• _TASK DIRECTIONS_:
Scan the listing below for "which", then report every line that has it.

• _MATERIAL SHOWN_:
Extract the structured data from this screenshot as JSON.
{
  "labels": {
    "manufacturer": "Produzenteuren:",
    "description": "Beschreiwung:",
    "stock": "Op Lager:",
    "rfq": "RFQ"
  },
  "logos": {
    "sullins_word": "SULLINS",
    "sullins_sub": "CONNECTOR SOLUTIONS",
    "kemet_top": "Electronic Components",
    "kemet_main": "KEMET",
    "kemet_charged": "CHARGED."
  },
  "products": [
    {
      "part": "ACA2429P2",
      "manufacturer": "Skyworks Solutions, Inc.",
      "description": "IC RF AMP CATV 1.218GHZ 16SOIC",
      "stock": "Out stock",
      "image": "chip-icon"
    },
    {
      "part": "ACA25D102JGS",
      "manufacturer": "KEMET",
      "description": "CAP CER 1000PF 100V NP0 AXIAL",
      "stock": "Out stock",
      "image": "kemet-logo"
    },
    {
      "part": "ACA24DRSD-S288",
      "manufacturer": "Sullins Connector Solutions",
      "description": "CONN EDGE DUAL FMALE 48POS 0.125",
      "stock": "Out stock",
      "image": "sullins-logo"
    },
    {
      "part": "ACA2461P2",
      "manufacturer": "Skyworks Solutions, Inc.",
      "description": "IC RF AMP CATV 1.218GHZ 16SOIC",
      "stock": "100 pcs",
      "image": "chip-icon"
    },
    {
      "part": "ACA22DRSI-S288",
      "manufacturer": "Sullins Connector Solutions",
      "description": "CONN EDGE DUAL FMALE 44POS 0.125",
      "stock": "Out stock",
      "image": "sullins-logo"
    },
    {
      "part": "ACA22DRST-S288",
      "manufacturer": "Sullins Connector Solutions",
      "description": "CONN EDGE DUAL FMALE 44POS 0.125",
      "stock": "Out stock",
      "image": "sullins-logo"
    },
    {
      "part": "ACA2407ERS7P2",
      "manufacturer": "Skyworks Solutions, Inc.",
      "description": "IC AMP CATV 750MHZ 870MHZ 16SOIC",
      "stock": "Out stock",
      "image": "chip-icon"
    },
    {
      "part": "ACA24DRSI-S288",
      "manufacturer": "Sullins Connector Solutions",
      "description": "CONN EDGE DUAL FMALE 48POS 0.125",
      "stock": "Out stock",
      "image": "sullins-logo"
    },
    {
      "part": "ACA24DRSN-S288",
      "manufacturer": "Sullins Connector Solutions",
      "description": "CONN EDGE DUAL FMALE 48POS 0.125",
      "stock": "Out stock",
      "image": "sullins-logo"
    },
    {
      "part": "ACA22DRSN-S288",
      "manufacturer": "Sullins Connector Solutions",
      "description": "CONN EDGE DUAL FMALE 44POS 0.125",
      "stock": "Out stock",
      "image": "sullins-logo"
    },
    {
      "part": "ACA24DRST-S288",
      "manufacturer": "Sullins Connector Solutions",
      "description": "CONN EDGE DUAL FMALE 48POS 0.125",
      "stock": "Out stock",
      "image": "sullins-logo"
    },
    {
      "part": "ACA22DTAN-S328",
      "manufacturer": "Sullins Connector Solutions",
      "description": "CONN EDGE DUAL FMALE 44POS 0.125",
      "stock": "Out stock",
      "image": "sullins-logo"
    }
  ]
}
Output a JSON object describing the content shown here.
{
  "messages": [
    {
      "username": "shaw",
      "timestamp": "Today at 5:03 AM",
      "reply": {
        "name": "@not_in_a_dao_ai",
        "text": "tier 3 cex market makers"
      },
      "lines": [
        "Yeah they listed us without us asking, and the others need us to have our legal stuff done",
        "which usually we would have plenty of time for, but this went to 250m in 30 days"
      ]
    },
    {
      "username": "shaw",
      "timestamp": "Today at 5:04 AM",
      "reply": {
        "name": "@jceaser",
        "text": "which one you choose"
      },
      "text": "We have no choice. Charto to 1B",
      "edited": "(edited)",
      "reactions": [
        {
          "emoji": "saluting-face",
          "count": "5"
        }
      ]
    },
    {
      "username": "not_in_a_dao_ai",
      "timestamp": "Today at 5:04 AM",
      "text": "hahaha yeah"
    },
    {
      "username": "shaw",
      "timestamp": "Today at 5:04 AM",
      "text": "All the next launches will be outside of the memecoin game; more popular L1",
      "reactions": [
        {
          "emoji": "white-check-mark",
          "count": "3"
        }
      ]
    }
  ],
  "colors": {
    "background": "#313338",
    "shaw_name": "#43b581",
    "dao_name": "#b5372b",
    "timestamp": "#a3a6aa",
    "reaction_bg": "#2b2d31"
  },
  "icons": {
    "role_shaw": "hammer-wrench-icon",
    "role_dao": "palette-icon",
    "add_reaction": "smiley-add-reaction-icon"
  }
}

• _EXPECTED ANSWER_:
        "which usually we would have plenty of time for, but this went to 250m in 30 days"
        "text": "which one you choose"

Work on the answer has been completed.